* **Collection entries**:
● ● ● ●

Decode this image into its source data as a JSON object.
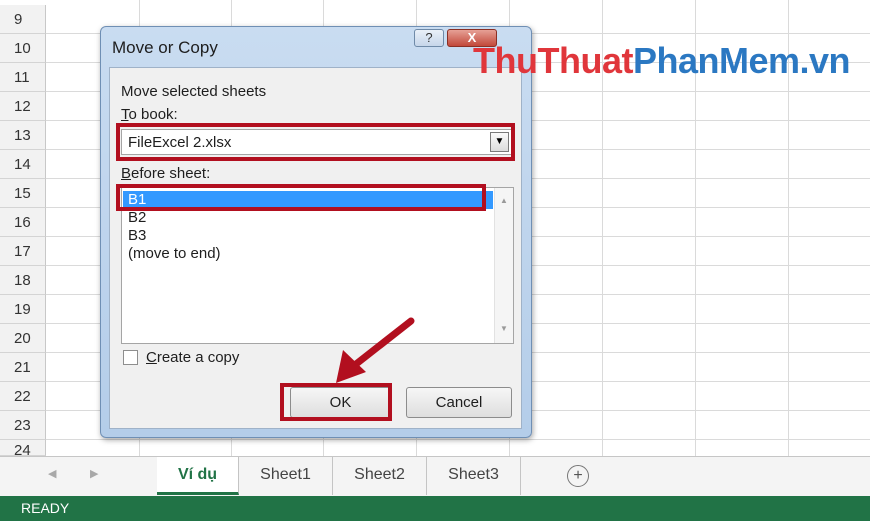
{
  "sheet": {
    "row_numbers": [
      "9",
      "10",
      "11",
      "12",
      "13",
      "14",
      "15",
      "16",
      "17",
      "18",
      "19",
      "20",
      "21",
      "22",
      "23",
      "24"
    ]
  },
  "dialog": {
    "title": "Move or Copy",
    "help_label": "?",
    "close_label": "X",
    "move_selected_label": "Move selected sheets",
    "to_book_label_key": "T",
    "to_book_label_rest": "o book:",
    "to_book_value": "FileExcel 2.xlsx",
    "before_sheet_label_key": "B",
    "before_sheet_label_rest": "efore sheet:",
    "before_sheet_items": [
      "B1",
      "B2",
      "B3",
      "(move to end)"
    ],
    "selected_item": "B1",
    "create_copy_key": "C",
    "create_copy_rest": "reate a copy",
    "create_copy_checked": false,
    "ok_label": "OK",
    "cancel_label": "Cancel"
  },
  "tabs": {
    "items": [
      "Ví dụ",
      "Sheet1",
      "Sheet2",
      "Sheet3"
    ],
    "active": "Ví dụ",
    "add_icon": "plus-circle-icon",
    "prev_icon": "triangle-left-icon",
    "next_icon": "triangle-right-icon"
  },
  "status": {
    "text": "READY"
  },
  "watermark": {
    "part1": "ThuThuat",
    "part2": "PhanMem",
    "part3": ".vn"
  },
  "colors": {
    "status_bar": "#217346",
    "active_tab": "#217346",
    "highlight_red": "#b20f1f",
    "selection_blue": "#3399ff",
    "watermark_red": "#e0363b",
    "watermark_blue": "#2b78c2"
  }
}
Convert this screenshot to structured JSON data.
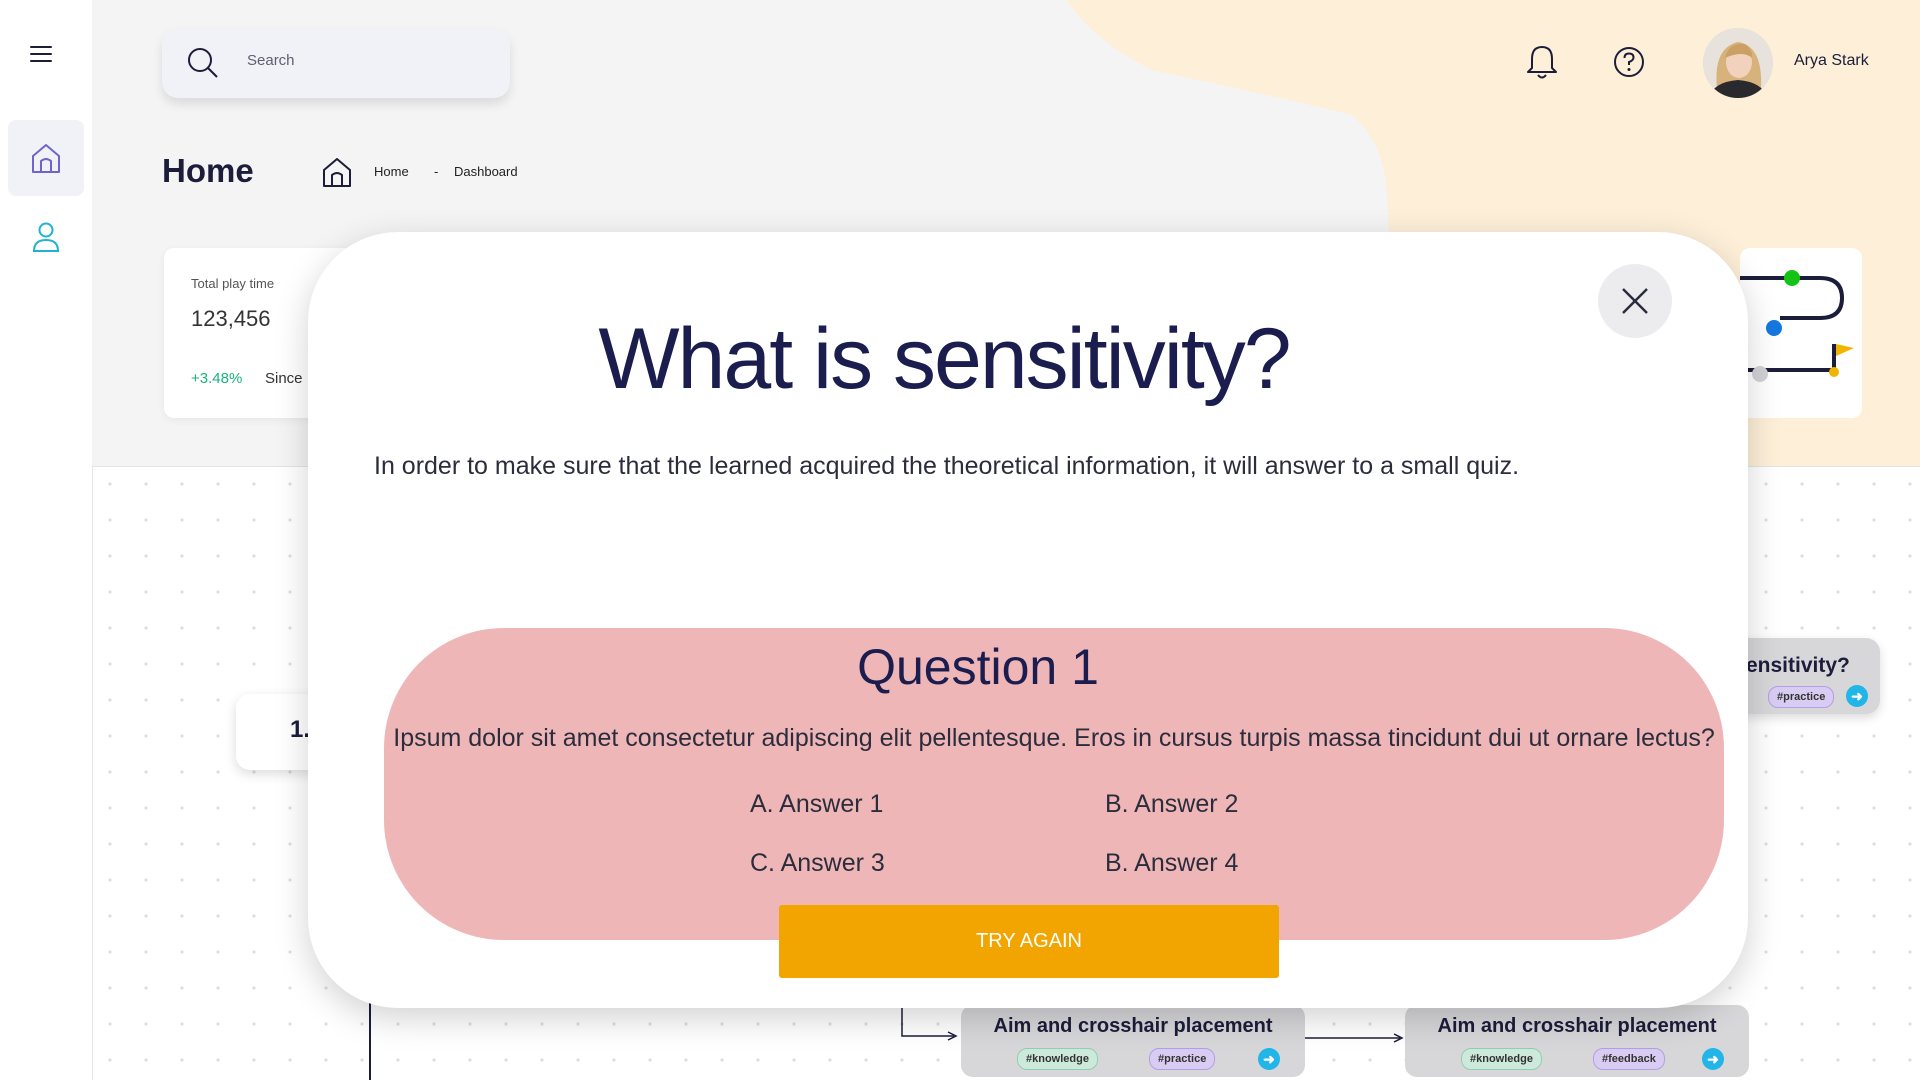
{
  "app": {
    "title": "Home"
  },
  "sidebar": {
    "menu_icon": "hamburger-menu-icon",
    "items": [
      {
        "icon": "home-icon"
      },
      {
        "icon": "user-icon"
      }
    ]
  },
  "header": {
    "search": {
      "placeholder": "Search",
      "icon": "search-icon"
    },
    "notifications_icon": "bell-icon",
    "help_icon": "help-circle-icon",
    "user": {
      "name": "Arya Stark"
    }
  },
  "breadcrumb": {
    "icon": "home-icon",
    "items": [
      "Home",
      "Dashboard"
    ],
    "separator": "-"
  },
  "stat_card": {
    "label": "Total play time",
    "value": "123,456",
    "change": "+3.48%",
    "since": "Since"
  },
  "map": {
    "node_left_label": "1.",
    "node_right_title": "ensitivity?",
    "node_right_tag": "#practice",
    "node_bottom_1": {
      "title": "Aim and crosshair placement",
      "tags": [
        "#knowledge",
        "#practice"
      ]
    },
    "node_bottom_2": {
      "title": "Aim and crosshair placement",
      "tags": [
        "#knowledge",
        "#feedback"
      ]
    }
  },
  "modal": {
    "title": "What is sensitivity?",
    "description": "In order to make sure that the learned acquired the theoretical information, it will answer to a small quiz.",
    "close_icon": "close-icon",
    "question": {
      "title": "Question 1",
      "text": "Ipsum dolor sit amet consectetur adipiscing elit pellentesque. Eros in cursus turpis massa tincidunt dui ut ornare lectus?",
      "answers": [
        "A. Answer 1",
        "B. Answer 2",
        "C. Answer 3",
        "B. Answer 4"
      ]
    },
    "try_again_label": "TRY AGAIN"
  },
  "colors": {
    "accent": "#f2a500",
    "question_bg": "#efb6b8",
    "title": "#1b1d4e",
    "positive": "#19b37b",
    "header_blob": "#fdefd8"
  }
}
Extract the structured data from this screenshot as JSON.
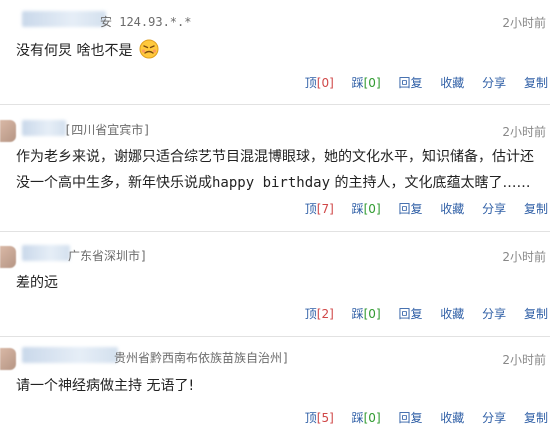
{
  "comments": [
    {
      "location": "安 124.93.*.*",
      "time": "2小时前",
      "text_a": "没有何炅 啥也不是",
      "emoji": "angry-face-emoji",
      "actions": {
        "up_label": "顶",
        "up_count": "[0]",
        "down_label": "踩",
        "down_count": "[0]",
        "reply": "回复",
        "fav": "收藏",
        "share": "分享",
        "copy": "复制"
      }
    },
    {
      "location": "[四川省宜宾市]",
      "time": "2小时前",
      "text_a": "作为老乡来说，谢娜只适合综艺节目混混博眼球，她的文化水平，知识储备，估计还没一个高中生多，新年快乐说成",
      "text_b": "happy birthday",
      "text_c": " 的主持人，文化底蕴太瞎了……",
      "actions": {
        "up_label": "顶",
        "up_count": "[7]",
        "down_label": "踩",
        "down_count": "[0]",
        "reply": "回复",
        "fav": "收藏",
        "share": "分享",
        "copy": "复制"
      }
    },
    {
      "location": "广东省深圳市]",
      "time": "2小时前",
      "text_a": "差的远",
      "actions": {
        "up_label": "顶",
        "up_count": "[2]",
        "down_label": "踩",
        "down_count": "[0]",
        "reply": "回复",
        "fav": "收藏",
        "share": "分享",
        "copy": "复制"
      }
    },
    {
      "location": "贵州省黔西南布依族苗族自治州]",
      "time": "2小时前",
      "text_a": "请一个神经病做主持 无语了!",
      "actions": {
        "up_label": "顶",
        "up_count": "[5]",
        "down_label": "踩",
        "down_count": "[0]",
        "reply": "回复",
        "fav": "收藏",
        "share": "分享",
        "copy": "复制"
      }
    }
  ],
  "colors": {
    "link": "#2f5fa6",
    "count_positive": "#2f9a2f",
    "count_up": "#d04848"
  }
}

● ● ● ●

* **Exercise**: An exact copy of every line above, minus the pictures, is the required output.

* **Your solution**:
Decode this image into its source data as a JSON object.
{
  "sheet": {
    "row_numbers": [
      "9",
      "10",
      "11",
      "12",
      "13",
      "14",
      "15",
      "16",
      "17",
      "18",
      "19",
      "20",
      "21",
      "22",
      "23",
      "24"
    ]
  },
  "dialog": {
    "title": "Move or Copy",
    "help_label": "?",
    "close_label": "X",
    "move_selected_label": "Move selected sheets",
    "to_book_label_key": "T",
    "to_book_label_rest": "o book:",
    "to_book_value": "FileExcel 2.xlsx",
    "before_sheet_label_key": "B",
    "before_sheet_label_rest": "efore sheet:",
    "before_sheet_items": [
      "B1",
      "B2",
      "B3",
      "(move to end)"
    ],
    "selected_item": "B1",
    "create_copy_key": "C",
    "create_copy_rest": "reate a copy",
    "create_copy_checked": false,
    "ok_label": "OK",
    "cancel_label": "Cancel"
  },
  "tabs": {
    "items": [
      "Ví dụ",
      "Sheet1",
      "Sheet2",
      "Sheet3"
    ],
    "active": "Ví dụ",
    "add_icon": "plus-circle-icon",
    "prev_icon": "triangle-left-icon",
    "next_icon": "triangle-right-icon"
  },
  "status": {
    "text": "READY"
  },
  "watermark": {
    "part1": "ThuThuat",
    "part2": "PhanMem",
    "part3": ".vn"
  },
  "colors": {
    "status_bar": "#217346",
    "active_tab": "#217346",
    "highlight_red": "#b20f1f",
    "selection_blue": "#3399ff",
    "watermark_red": "#e0363b",
    "watermark_blue": "#2b78c2"
  }
}
Convert this screenshot to structured JSON data.
{
  "app": {
    "title": "Home"
  },
  "sidebar": {
    "menu_icon": "hamburger-menu-icon",
    "items": [
      {
        "icon": "home-icon"
      },
      {
        "icon": "user-icon"
      }
    ]
  },
  "header": {
    "search": {
      "placeholder": "Search",
      "icon": "search-icon"
    },
    "notifications_icon": "bell-icon",
    "help_icon": "help-circle-icon",
    "user": {
      "name": "Arya Stark"
    }
  },
  "breadcrumb": {
    "icon": "home-icon",
    "items": [
      "Home",
      "Dashboard"
    ],
    "separator": "-"
  },
  "stat_card": {
    "label": "Total play time",
    "value": "123,456",
    "change": "+3.48%",
    "since": "Since"
  },
  "map": {
    "node_left_label": "1.",
    "node_right_title": "ensitivity?",
    "node_right_tag": "#practice",
    "node_bottom_1": {
      "title": "Aim and crosshair placement",
      "tags": [
        "#knowledge",
        "#practice"
      ]
    },
    "node_bottom_2": {
      "title": "Aim and crosshair placement",
      "tags": [
        "#knowledge",
        "#feedback"
      ]
    }
  },
  "modal": {
    "title": "What is sensitivity?",
    "description": "In order to make sure that the learned acquired the theoretical information, it will answer to a small quiz.",
    "close_icon": "close-icon",
    "question": {
      "title": "Question 1",
      "text": "Ipsum dolor sit amet consectetur adipiscing elit pellentesque. Eros in cursus turpis massa tincidunt dui ut ornare lectus?",
      "answers": [
        "A. Answer 1",
        "B. Answer 2",
        "C. Answer 3",
        "B. Answer 4"
      ]
    },
    "try_again_label": "TRY AGAIN"
  },
  "colors": {
    "accent": "#f2a500",
    "question_bg": "#efb6b8",
    "title": "#1b1d4e",
    "positive": "#19b37b",
    "header_blob": "#fdefd8"
  }
}
Extract the structured data from this screenshot as JSON.
{
  "comments": [
    {
      "location": "安 124.93.*.*",
      "time": "2小时前",
      "text_a": "没有何炅 啥也不是",
      "emoji": "angry-face-emoji",
      "actions": {
        "up_label": "顶",
        "up_count": "[0]",
        "down_label": "踩",
        "down_count": "[0]",
        "reply": "回复",
        "fav": "收藏",
        "share": "分享",
        "copy": "复制"
      }
    },
    {
      "location": "[四川省宜宾市]",
      "time": "2小时前",
      "text_a": "作为老乡来说，谢娜只适合综艺节目混混博眼球，她的文化水平，知识储备，估计还没一个高中生多，新年快乐说成",
      "text_b": "happy birthday",
      "text_c": " 的主持人，文化底蕴太瞎了……",
      "actions": {
        "up_label": "顶",
        "up_count": "[7]",
        "down_label": "踩",
        "down_count": "[0]",
        "reply": "回复",
        "fav": "收藏",
        "share": "分享",
        "copy": "复制"
      }
    },
    {
      "location": "广东省深圳市]",
      "time": "2小时前",
      "text_a": "差的远",
      "actions": {
        "up_label": "顶",
        "up_count": "[2]",
        "down_label": "踩",
        "down_count": "[0]",
        "reply": "回复",
        "fav": "收藏",
        "share": "分享",
        "copy": "复制"
      }
    },
    {
      "location": "贵州省黔西南布依族苗族自治州]",
      "time": "2小时前",
      "text_a": "请一个神经病做主持 无语了!",
      "actions": {
        "up_label": "顶",
        "up_count": "[5]",
        "down_label": "踩",
        "down_count": "[0]",
        "reply": "回复",
        "fav": "收藏",
        "share": "分享",
        "copy": "复制"
      }
    }
  ],
  "colors": {
    "link": "#2f5fa6",
    "count_positive": "#2f9a2f",
    "count_up": "#d04848"
  }
}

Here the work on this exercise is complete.